“At the beginning, all of that was fun,” Tabbot says. “By the late ’90s, it was not so fun,” and buyers and filmmakers alike reported that the event had grown unmanageable.
Shrink to Survive
Michelle Byrd took over as executive director of IFP in 1997, and under her leadership the market has gradually become smaller, more tightly curated and far more focused. This year there will be only 156 projects in progress, and in recent years the IFP market has moved away from showcasing finished films. They haven’t accepted any completed fiction work since around 2004.
The reason behind the change is simple, Tabbot says. “There are several hundred more film festivals today than there were in 1979. It was difficult to find really good work that wasn’t going into the festival circuit.”
And this year, IFP’s rebranded Independent Film Week won’t showcase any completed documentaries, either. The hope is to boost three kinds of projects: writers and directors with scripts seeking production contacts (Emerging Narratives), narrative works with some financing attached seeking international financing (No Borders), and documentaries at some stage of production or postproduction, most a year or two from completion (Spotlight on Documentaries).
The removal of the word “market” officially from the event’s name isn’t happenstance, either; organizers felt it was necessary to distinguish it from massive industry trade shows like the American Film Market.
“Changing the name definitely transcends the symbolic,” says producer Jeffrey Levy-Hinte, the current chair of IFP’s board. “It’s truth in packaging, so people don’t come with wrong expectations. The old name set up certain behaviors and dispositions that were not helpful.”

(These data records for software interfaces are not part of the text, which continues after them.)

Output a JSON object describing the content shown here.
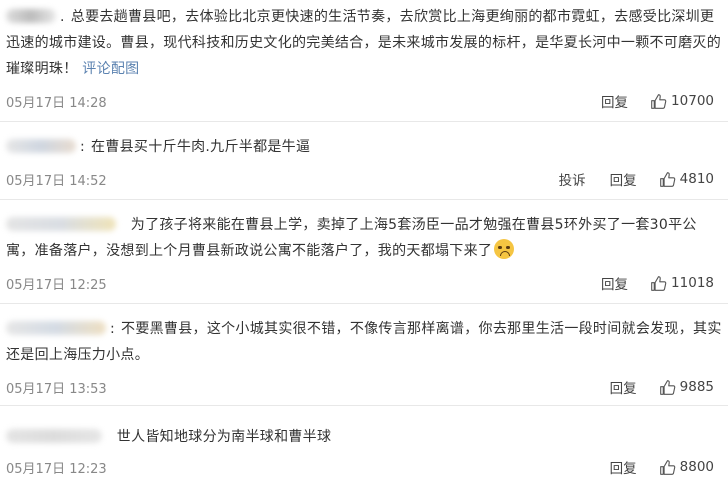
{
  "comments": [
    {
      "text": "总要去趟曹县吧，去体验比北京更快速的生活节奏，去欣赏比上海更绚丽的都市霓虹，去感受比深圳更迅速的城市建设。曹县，现代科技和历史文化的完美结合，是未来城市发展的标杆，是华夏长河中一颗不可磨灭的璀璨明珠！",
      "link": "评论配图",
      "time": "05月17日 14:28",
      "reply": "回复",
      "likes": "10700"
    },
    {
      "text": "在曹县买十斤牛肉.九斤半都是牛逼",
      "time": "05月17日 14:52",
      "report": "投诉",
      "reply": "回复",
      "likes": "4810"
    },
    {
      "text": "为了孩子将来能在曹县上学，卖掉了上海5套汤臣一品才勉强在曹县5环外买了一套30平公寓，准备落户，没想到上个月曹县新政说公寓不能落户了，我的天都塌下来了",
      "emoji": "crying-face-emoji",
      "time": "05月17日 12:25",
      "reply": "回复",
      "likes": "11018"
    },
    {
      "text": "不要黑曹县，这个小城其实很不错，不像传言那样离谱，你去那里生活一段时间就会发现，其实还是回上海压力小点。",
      "time": "05月17日 13:53",
      "reply": "回复",
      "likes": "9885"
    },
    {
      "text": "世人皆知地球分为南半球和曹半球",
      "time": "05月17日 12:23",
      "reply": "回复",
      "likes": "8800"
    }
  ],
  "colors": {
    "link": "#5b82b0",
    "time": "#888888",
    "divider": "#e8e8e8"
  }
}
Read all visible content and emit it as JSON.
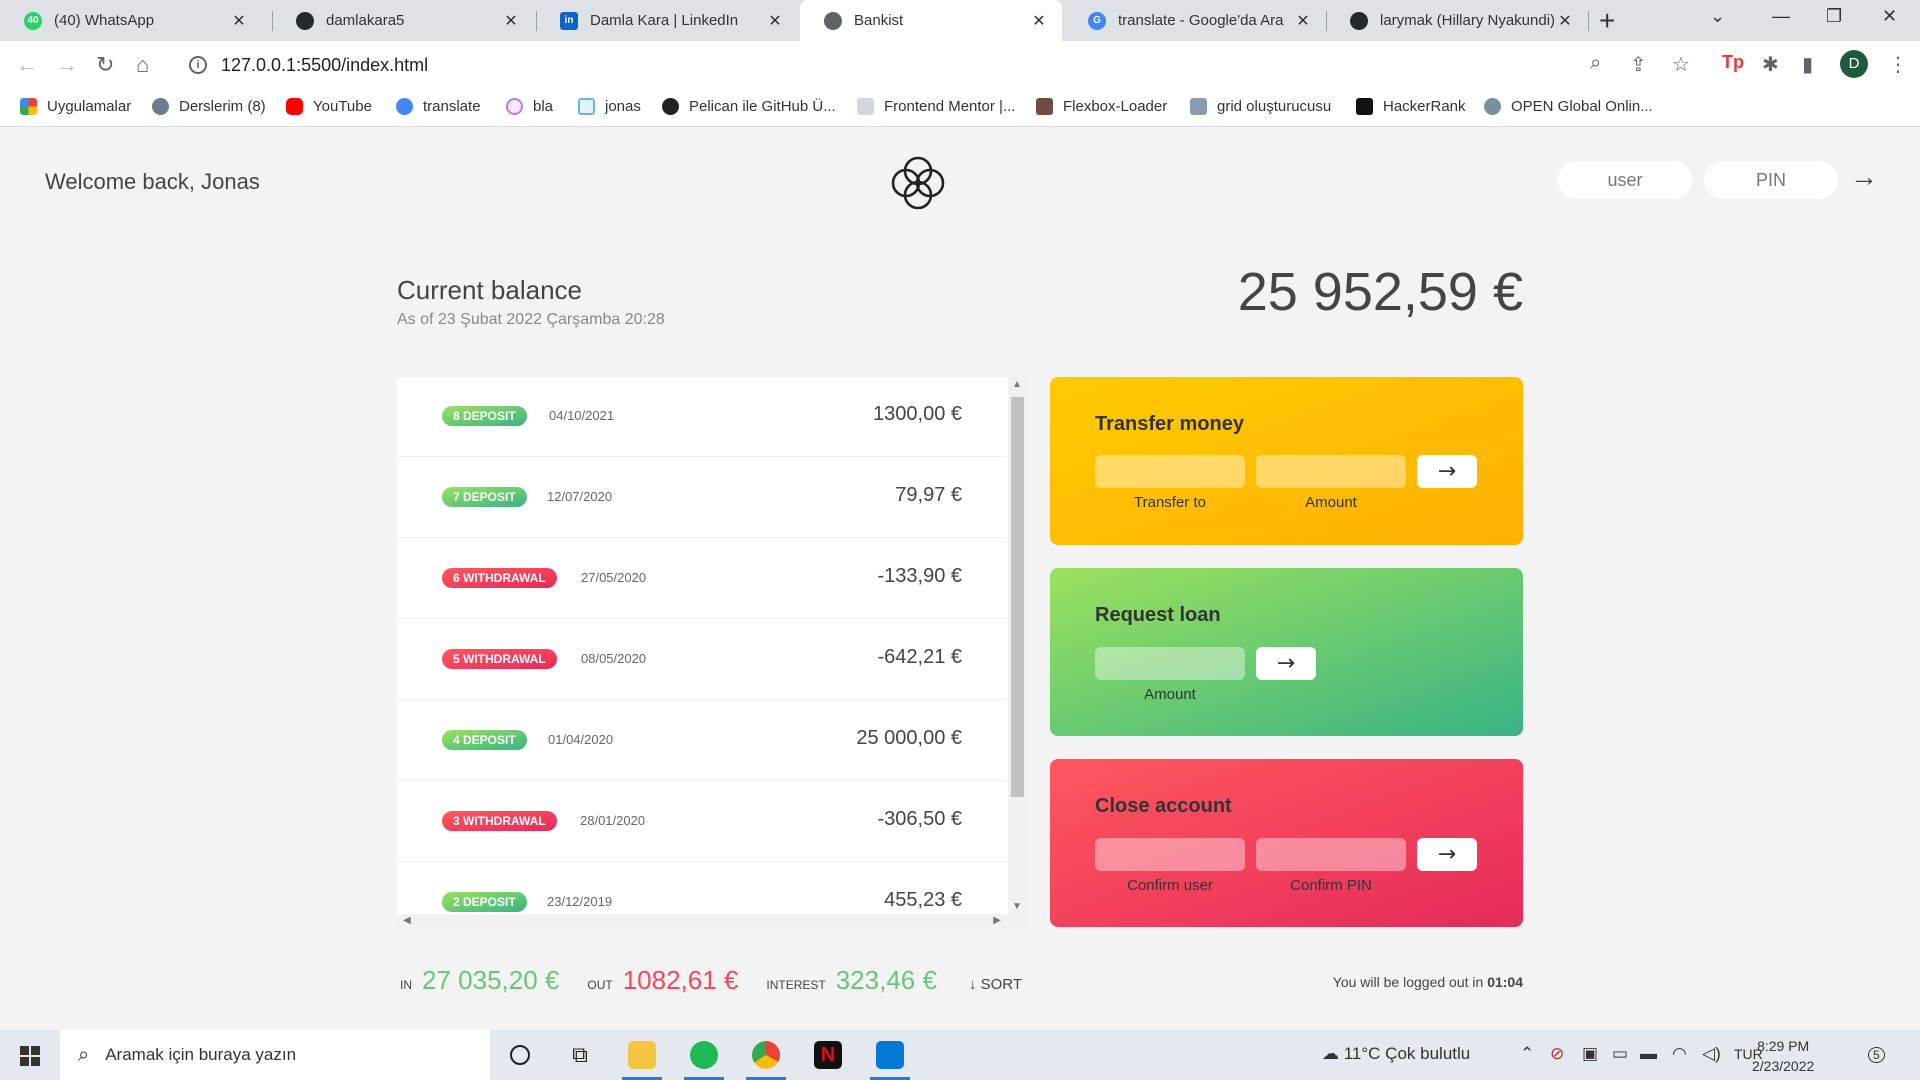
{
  "browser": {
    "tabs": [
      {
        "label": "(40) WhatsApp",
        "favicon": "whatsapp-icon",
        "favicon_text": "40"
      },
      {
        "label": "damlakara5",
        "favicon": "github-icon",
        "favicon_text": ""
      },
      {
        "label": "Damla Kara | LinkedIn",
        "favicon": "linkedin-icon",
        "favicon_text": "in"
      },
      {
        "label": "Bankist",
        "favicon": "globe-icon",
        "favicon_text": ""
      },
      {
        "label": "translate - Google'da Ara",
        "favicon": "google-icon",
        "favicon_text": "G"
      },
      {
        "label": "larymak (Hillary Nyakundi)",
        "favicon": "github-icon",
        "favicon_text": ""
      }
    ],
    "active_tab": 3,
    "url": "127.0.0.1:5500/index.html",
    "profile_initial": "D",
    "bookmarks": [
      {
        "label": "Uygulamalar",
        "icon": "apps-grid-icon"
      },
      {
        "label": "Derslerim (8)",
        "icon": "course-icon"
      },
      {
        "label": "YouTube",
        "icon": "youtube-icon"
      },
      {
        "label": "translate",
        "icon": "google-icon"
      },
      {
        "label": "bla",
        "icon": "bla-icon"
      },
      {
        "label": "jonas",
        "icon": "heart-icon"
      },
      {
        "label": "Pelican ile GitHub Ü...",
        "icon": "pelican-icon"
      },
      {
        "label": "Frontend Mentor |...",
        "icon": "frontend-mentor-icon"
      },
      {
        "label": "Flexbox-Loader",
        "icon": "flexbox-icon"
      },
      {
        "label": "grid oluşturucusu",
        "icon": "grid-icon"
      },
      {
        "label": "HackerRank",
        "icon": "hackerrank-icon"
      },
      {
        "label": "OPEN Global Onlin...",
        "icon": "open-global-icon"
      }
    ]
  },
  "app": {
    "welcome": "Welcome back, Jonas",
    "login": {
      "user_placeholder": "user",
      "pin_placeholder": "PIN",
      "arrow": "→"
    },
    "balance": {
      "title": "Current balance",
      "date_label": "As of 23 Şubat 2022 Çarşamba 20:28",
      "value": "25 952,59 €"
    },
    "movements": [
      {
        "type_label": "8 deposit",
        "kind": "deposit",
        "date": "04/10/2021",
        "value": "1300,00 €"
      },
      {
        "type_label": "7 deposit",
        "kind": "deposit",
        "date": "12/07/2020",
        "value": "79,97 €"
      },
      {
        "type_label": "6 withdrawal",
        "kind": "withdrawal",
        "date": "27/05/2020",
        "value": "-133,90 €"
      },
      {
        "type_label": "5 withdrawal",
        "kind": "withdrawal",
        "date": "08/05/2020",
        "value": "-642,21 €"
      },
      {
        "type_label": "4 deposit",
        "kind": "deposit",
        "date": "01/04/2020",
        "value": "25 000,00 €"
      },
      {
        "type_label": "3 withdrawal",
        "kind": "withdrawal",
        "date": "28/01/2020",
        "value": "-306,50 €"
      },
      {
        "type_label": "2 deposit",
        "kind": "deposit",
        "date": "23/12/2019",
        "value": "455,23 €"
      }
    ],
    "operations": {
      "transfer": {
        "title": "Transfer money",
        "label_to": "Transfer to",
        "label_amount": "Amount",
        "button": "→"
      },
      "loan": {
        "title": "Request loan",
        "label_amount": "Amount",
        "button": "→"
      },
      "close": {
        "title": "Close account",
        "label_user": "Confirm user",
        "label_pin": "Confirm PIN",
        "button": "→"
      }
    },
    "summary": {
      "in_label": "In",
      "in_value": "27 035,20 €",
      "out_label": "Out",
      "out_value": "1082,61 €",
      "interest_label": "Interest",
      "interest_value": "323,46 €",
      "sort_label": "↓ SORT"
    },
    "logout": {
      "text": "You will be logged out in",
      "timer": "01:04"
    }
  },
  "taskbar": {
    "search_placeholder": "Aramak için buraya yazın",
    "apps": [
      "cortana-icon",
      "task-view-icon",
      "file-explorer-icon",
      "spotify-icon",
      "chrome-icon",
      "netflix-icon",
      "vscode-icon"
    ],
    "weather": "11°C  Çok bulutlu",
    "language": "TUR",
    "time": "8:29 PM",
    "date": "2/23/2022",
    "notification_count": "5"
  },
  "colors": {
    "deposit": "#66c873",
    "withdrawal": "#f5465d",
    "transfer_gradient": [
      "#ffb003",
      "#ffcb03"
    ],
    "loan_gradient": [
      "#39b385",
      "#9be15d"
    ],
    "close_gradient": [
      "#e52a5a",
      "#ff585f"
    ]
  }
}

Launching into its fourth decade, IFP faces numerous challenges, among them a world where independent film, as Samuel Goldwyn Films acquisitions head Peter Goldwyn observes, now often means a mechanism for outsourcing Hollywood-scale pictures to producers who then sell their distribution rights back to the studios. It’s also a world where theatrical distribution of truly independent cinema is already giving way to a mix of home video and digital-download delivery that no one yet understands.

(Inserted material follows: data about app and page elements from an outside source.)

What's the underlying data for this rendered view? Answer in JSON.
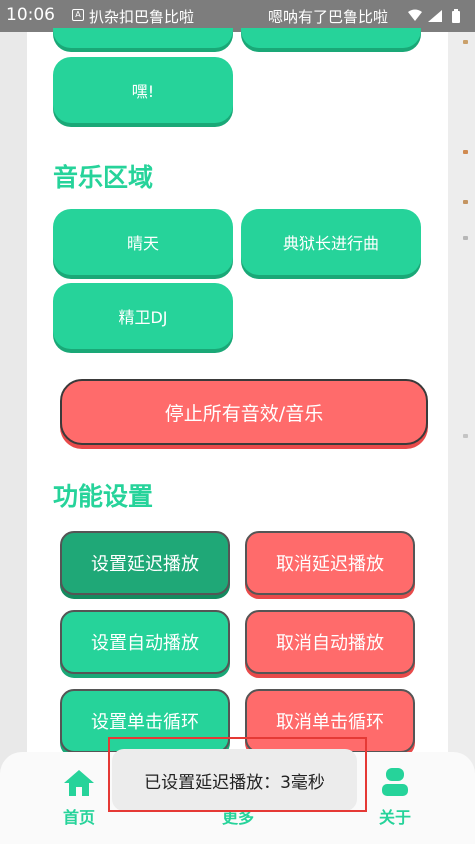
{
  "status_bar": {
    "time": "10:06",
    "app_badge": "A",
    "notification_1": "扒杂扣巴鲁比啦",
    "notification_2": "嗯呐有了巴鲁比啦"
  },
  "top_buttons": {
    "hey_label": "嘿!"
  },
  "music_section": {
    "title": "音乐区域",
    "buttons": [
      "晴天",
      "典狱长进行曲",
      "精卫DJ"
    ],
    "stop_all_label": "停止所有音效/音乐"
  },
  "settings_section": {
    "title": "功能设置",
    "buttons": {
      "set_delay": "设置延迟播放",
      "cancel_delay": "取消延迟播放",
      "set_auto": "设置自动播放",
      "cancel_auto": "取消自动播放",
      "set_loop": "设置单击循环",
      "cancel_loop": "取消单击循环"
    }
  },
  "toast": {
    "message": "已设置延迟播放：3毫秒"
  },
  "bottom_nav": {
    "items": [
      {
        "label": "首页",
        "icon": "home-icon"
      },
      {
        "label": "更多",
        "icon": "more-icon"
      },
      {
        "label": "关于",
        "icon": "person-icon"
      }
    ]
  },
  "colors": {
    "accent_green": "#26d39a",
    "accent_green_dark": "#1fa877",
    "accent_red": "#ff6b6b",
    "highlight_red": "#e53935"
  }
}
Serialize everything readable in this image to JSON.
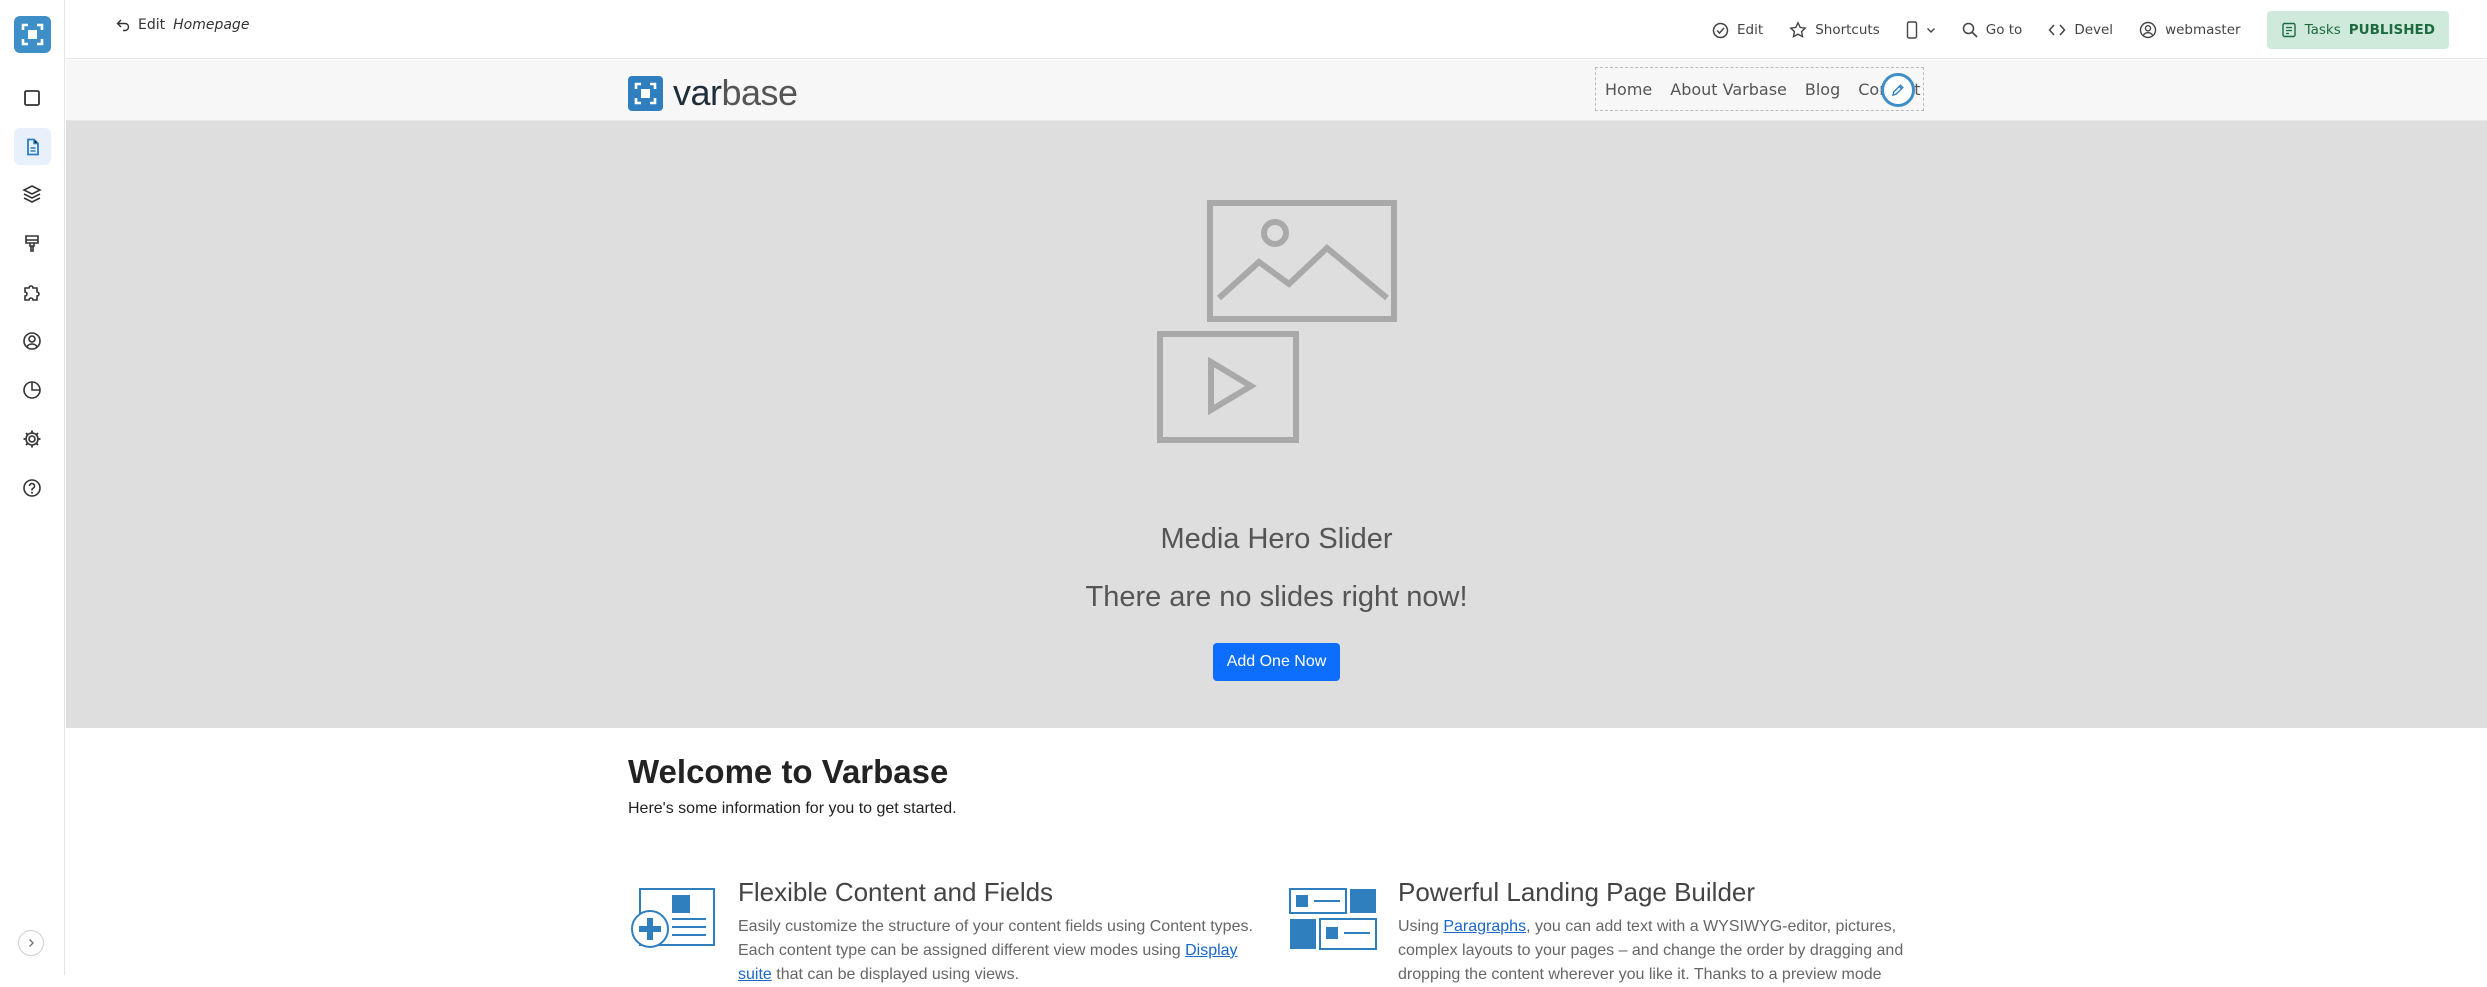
{
  "toolbar": {
    "edit_prefix": "Edit",
    "edit_page": "Homepage",
    "edit": "Edit",
    "shortcuts": "Shortcuts",
    "goto": "Go to",
    "devel": "Devel",
    "user": "webmaster",
    "tasks": "Tasks",
    "status": "PUBLISHED"
  },
  "site": {
    "brand_var": "var",
    "brand_base": "base",
    "nav": [
      "Home",
      "About Varbase",
      "Blog",
      "Contact"
    ]
  },
  "hero": {
    "title": "Media Hero Slider",
    "subtitle": "There are no slides right now!",
    "button": "Add One Now"
  },
  "content": {
    "welcome_title": "Welcome to Varbase",
    "welcome_sub": "Here's some information for you to get started.",
    "features": [
      {
        "title": "Flexible Content and Fields",
        "text_before": "Easily customize the structure of your content fields using Content types. Each content type can be assigned different view modes using ",
        "link": "Display suite",
        "text_after": " that can be displayed using views."
      },
      {
        "title": "Powerful Landing Page Builder",
        "text_before": "Using ",
        "link": "Paragraphs",
        "text_after": ", you can add text with a WYSIWYG-editor, pictures, complex layouts to your pages – and change the order by dragging and dropping the content wherever you like it. Thanks to a preview mode"
      }
    ]
  },
  "icons": {
    "sidebar": [
      "blocks-icon",
      "content-icon",
      "structure-icon",
      "appearance-icon",
      "extend-icon",
      "people-icon",
      "reports-icon",
      "configuration-icon",
      "help-icon"
    ]
  },
  "colors": {
    "accent": "#3e8fc7",
    "primary_button": "#0d6efd",
    "published_bg": "#cfeadb",
    "hero_bg": "#dedede"
  }
}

“The thing about all these new avenues is that good movies will always rise to the surface,” Goldwyn says. “That’s why an organization like IFP should always be focused on content first and foremost. It doesn’t matter how you’re distributing; it matters what you’re distributing.”
Founder Schulberg, on the other hand, says today’s IFP “faces challenges that are very similar and very different to those we faced in 1979. IFP and other leaders in film culture are all wrestling with the issue of what the new distribution mechanisms will be, and how we not only nurture filmmakers but help them support themselves. I don’t see it as going backward 30 years, but as going forward into a very exciting future.”

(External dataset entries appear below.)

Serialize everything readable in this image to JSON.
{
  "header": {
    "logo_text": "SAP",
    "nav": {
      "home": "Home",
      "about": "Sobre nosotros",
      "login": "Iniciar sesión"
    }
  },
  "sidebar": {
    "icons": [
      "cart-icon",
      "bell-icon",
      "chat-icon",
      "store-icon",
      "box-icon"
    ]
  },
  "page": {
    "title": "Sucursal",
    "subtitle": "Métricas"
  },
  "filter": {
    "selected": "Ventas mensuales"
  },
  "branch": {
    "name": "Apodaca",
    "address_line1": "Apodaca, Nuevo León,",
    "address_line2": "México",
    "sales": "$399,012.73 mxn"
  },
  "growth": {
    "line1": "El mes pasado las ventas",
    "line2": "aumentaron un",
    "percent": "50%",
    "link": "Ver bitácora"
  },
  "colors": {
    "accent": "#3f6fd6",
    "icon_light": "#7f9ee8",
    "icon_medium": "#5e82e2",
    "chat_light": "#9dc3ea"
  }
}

And in This Corner …
Highlights from the conference portion of Independent Film Week
Sept. 14, 5:30 p.m.
Director Smith (1994’s “Clerks” and the upcoming Weinstein Co.’s “Zack and Miri Make a Porno”) kicks off the “Conversations With …” series and discusses how to use the Internet to market and promote your film.
The State of the Industry
Sept. 16, 5:30 p.m., Haft Auditorium at F.I.T.
Picturehouse’s Bob Berney moderates a discussion of where the industry has been — and where it’s going — with indie experts.
Know Your Digital Rights
Sept. 17, 10:00 a.m., Haft Auditorium at F.I.T.
Infinicine’s Laure Parsons leads Steven Beer (Greenburg Traurig), Janet Brown (Cinetic Rights Management) and Joe Swanberg (2007’s
“Hannah Takes the Stairs”) in a discussion about which digital rights filmmakers can sell and which they should keep.
Sept. 18, 11:30 a.m., Haft Auditorium at F.I.T.
Filmmaker Greenwald (2004’s “Outfoxed: Rupert Murdoch’s War on Journalism”) speaks about using movies to engineer social change, as well as building communities between moviemakers.
A full schedule of all conference panels can be found at filmmakerconference.com.